**EXERCISE DETAILS**
If a line below contains "视情况而选", count it; then state how many such lines there are, and nothing else.

(Data records)
········
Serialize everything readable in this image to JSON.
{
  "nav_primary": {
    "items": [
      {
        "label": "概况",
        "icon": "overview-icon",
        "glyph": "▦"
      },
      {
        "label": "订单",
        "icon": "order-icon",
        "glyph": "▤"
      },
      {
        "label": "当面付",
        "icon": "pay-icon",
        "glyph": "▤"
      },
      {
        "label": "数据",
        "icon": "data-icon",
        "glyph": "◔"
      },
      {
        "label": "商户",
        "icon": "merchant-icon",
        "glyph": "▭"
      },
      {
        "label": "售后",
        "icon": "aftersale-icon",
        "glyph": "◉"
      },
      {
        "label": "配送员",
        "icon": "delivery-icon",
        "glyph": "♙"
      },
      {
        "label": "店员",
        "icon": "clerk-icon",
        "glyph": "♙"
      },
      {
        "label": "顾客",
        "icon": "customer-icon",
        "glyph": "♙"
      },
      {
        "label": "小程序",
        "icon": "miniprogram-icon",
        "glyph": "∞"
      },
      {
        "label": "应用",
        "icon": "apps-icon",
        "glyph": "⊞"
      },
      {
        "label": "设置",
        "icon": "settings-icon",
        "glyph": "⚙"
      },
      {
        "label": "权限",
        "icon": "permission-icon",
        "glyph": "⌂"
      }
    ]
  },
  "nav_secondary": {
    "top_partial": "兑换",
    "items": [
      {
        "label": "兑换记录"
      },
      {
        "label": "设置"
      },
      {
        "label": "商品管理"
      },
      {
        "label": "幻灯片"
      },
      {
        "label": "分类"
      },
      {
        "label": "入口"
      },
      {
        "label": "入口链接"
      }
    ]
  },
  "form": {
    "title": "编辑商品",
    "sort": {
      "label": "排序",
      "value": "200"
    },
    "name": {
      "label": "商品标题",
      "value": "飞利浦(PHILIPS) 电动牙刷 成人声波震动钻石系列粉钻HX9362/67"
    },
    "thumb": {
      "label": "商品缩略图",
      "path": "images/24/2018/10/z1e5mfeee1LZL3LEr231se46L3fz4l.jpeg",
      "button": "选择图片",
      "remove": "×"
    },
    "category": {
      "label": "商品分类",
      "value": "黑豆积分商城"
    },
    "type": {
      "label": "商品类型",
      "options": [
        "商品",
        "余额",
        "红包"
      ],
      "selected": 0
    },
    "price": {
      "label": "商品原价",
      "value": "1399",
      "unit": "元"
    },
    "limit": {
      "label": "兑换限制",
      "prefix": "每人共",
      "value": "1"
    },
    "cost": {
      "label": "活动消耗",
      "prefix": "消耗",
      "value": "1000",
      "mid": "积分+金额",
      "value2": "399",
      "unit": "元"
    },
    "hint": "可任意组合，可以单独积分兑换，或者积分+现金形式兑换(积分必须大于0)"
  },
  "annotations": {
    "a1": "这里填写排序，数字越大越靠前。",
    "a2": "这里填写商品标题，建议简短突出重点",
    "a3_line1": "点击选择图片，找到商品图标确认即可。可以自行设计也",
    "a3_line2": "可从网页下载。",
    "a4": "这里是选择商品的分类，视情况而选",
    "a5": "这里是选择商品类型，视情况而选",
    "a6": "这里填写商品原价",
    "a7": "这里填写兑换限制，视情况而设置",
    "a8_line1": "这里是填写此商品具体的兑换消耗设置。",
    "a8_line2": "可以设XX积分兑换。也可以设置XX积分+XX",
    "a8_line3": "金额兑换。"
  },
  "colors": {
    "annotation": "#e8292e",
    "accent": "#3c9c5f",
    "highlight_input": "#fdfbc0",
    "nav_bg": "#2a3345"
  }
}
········
**WRITTEN RESPONSE**
2